After a bit more bike riding, Junior Monopoly and I-Spy camping (it’s strangely addictive, try it!) the rain set in again with a vengeance. We planned to go to Waltham Abbey but took the easy small-child owner option and headed to Ashlyns Farm in Epping instead. I have to say we made the right choice, the food in the lovely, cosy cafe at Ashlyns was absolutely splendid. It takes quite a salad to tempt me away from a jacket potato (or a massive plate of chips) but their super food salad with grilled chicken was (almost) Instagrammable.

Oh, alright, here it is….

The weather meant the farm was pretty much out of bounds so, with a grim sense of rainy day inevitability, we headed to the soft play. It was pretty standard stuff, ball pit, slides, smell of dirty nappies but it did have surprisingly good quality of hot beverages. SC found a new friend to tear about with and I had a book and a decent hot chocolate, not so bleak. The complex also has a giant farm shop, a beauty salon (spa camping!) and water park. Definitely one to return to on a sunnier day.

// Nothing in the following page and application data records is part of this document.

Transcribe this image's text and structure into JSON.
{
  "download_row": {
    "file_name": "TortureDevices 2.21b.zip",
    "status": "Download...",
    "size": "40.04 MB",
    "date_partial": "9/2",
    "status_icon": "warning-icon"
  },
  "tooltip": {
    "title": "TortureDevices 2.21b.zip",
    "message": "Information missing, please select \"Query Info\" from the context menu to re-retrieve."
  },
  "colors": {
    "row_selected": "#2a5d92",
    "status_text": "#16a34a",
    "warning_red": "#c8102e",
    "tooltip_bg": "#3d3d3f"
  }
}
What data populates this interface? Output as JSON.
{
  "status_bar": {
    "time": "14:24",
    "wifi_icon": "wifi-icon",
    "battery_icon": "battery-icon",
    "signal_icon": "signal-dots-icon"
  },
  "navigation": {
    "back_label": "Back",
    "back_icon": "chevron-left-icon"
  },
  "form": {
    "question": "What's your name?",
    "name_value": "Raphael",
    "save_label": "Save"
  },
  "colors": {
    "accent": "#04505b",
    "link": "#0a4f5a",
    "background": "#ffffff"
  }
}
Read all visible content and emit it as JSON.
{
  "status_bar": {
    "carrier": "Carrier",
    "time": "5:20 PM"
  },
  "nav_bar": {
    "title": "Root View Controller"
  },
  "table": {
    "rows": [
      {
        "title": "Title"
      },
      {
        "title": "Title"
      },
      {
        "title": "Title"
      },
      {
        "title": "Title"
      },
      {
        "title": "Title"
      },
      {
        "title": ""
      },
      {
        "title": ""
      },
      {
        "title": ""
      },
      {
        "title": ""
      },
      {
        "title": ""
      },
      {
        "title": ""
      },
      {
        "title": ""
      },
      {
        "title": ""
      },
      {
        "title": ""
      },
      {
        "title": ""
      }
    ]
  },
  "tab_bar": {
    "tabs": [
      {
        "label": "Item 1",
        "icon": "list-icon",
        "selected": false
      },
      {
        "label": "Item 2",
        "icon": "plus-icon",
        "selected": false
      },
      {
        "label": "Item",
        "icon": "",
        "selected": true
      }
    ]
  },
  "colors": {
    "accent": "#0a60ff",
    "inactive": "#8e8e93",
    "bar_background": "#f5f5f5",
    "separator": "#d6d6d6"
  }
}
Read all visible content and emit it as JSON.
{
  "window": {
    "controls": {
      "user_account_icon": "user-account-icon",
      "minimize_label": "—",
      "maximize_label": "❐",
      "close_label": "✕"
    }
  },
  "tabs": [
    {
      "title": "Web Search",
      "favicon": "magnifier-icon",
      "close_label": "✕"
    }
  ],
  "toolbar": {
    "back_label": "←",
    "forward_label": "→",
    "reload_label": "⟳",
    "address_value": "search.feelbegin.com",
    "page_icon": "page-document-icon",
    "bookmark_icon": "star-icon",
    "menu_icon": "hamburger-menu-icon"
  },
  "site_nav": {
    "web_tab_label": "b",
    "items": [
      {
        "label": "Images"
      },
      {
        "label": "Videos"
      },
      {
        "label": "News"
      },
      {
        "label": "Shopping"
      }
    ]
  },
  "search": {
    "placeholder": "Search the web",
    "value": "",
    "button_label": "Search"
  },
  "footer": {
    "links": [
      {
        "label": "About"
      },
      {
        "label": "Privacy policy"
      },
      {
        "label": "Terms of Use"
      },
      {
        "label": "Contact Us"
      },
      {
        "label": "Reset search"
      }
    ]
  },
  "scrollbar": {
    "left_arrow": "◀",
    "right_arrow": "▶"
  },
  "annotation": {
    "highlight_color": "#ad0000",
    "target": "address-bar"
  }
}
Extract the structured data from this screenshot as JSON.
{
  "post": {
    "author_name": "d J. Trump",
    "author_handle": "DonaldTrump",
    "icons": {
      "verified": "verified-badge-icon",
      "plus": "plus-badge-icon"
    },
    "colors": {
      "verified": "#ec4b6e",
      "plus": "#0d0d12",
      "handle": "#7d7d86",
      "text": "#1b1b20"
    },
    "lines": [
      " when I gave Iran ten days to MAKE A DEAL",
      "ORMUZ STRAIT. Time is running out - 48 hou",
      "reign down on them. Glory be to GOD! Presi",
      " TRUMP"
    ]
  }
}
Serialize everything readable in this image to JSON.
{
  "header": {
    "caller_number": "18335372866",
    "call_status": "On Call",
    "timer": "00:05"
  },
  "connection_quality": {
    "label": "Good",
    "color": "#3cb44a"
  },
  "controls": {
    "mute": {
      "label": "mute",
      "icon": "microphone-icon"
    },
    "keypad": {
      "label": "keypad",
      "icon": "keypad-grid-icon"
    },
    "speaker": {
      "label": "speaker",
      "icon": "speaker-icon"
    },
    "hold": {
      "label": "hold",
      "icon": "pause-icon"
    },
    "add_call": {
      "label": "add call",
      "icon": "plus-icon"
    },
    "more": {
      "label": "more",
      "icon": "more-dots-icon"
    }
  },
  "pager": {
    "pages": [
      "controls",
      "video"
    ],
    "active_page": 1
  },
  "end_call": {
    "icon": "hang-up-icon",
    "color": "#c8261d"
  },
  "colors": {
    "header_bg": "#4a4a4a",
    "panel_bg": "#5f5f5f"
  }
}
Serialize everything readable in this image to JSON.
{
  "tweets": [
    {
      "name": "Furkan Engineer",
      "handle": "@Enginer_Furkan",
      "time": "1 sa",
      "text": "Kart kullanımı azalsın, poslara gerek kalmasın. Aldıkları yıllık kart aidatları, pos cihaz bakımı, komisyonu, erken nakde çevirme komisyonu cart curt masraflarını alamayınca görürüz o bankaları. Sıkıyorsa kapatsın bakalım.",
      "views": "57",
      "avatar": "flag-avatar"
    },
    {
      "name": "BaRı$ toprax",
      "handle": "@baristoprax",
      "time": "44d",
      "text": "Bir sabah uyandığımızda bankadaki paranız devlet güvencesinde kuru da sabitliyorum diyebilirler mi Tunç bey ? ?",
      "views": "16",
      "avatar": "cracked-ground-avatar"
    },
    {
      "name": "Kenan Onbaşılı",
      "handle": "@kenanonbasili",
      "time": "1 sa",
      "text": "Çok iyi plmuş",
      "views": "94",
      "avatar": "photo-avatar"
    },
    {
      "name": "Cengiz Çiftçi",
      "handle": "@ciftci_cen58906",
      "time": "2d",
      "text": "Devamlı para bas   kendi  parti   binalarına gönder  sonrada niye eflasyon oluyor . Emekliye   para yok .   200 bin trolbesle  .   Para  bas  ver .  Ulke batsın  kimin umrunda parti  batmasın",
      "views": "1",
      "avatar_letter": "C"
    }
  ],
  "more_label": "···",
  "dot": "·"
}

The rain beat down mercilessly and was forecast the same until 1am. Having a camper van is so much easier than a tent in many ways, with passing showers you can shut the door, pop the kettle on and crack open the Snap. Constant heavy rain for prolonged period with a six year old is another matter. With a quarter of a mile trek to the loo up a muddy track and only 15 miles from home we threw in the towel and, with a quick stop for sausages, headed home.

This is not the view I am expecting on our summer hols which is only ONE WEEK AWAY! Ten days at the Camping la Grande Sologne, the countdown starts now!

* the Coleman Event Shelter is a giant gazebo that I bought jointly on a whim with a friend. It’s big enough to host an international scouting jamboree (joke credit to her) and we’ve never camped anywhere roomy enough to take it yet but there’s time….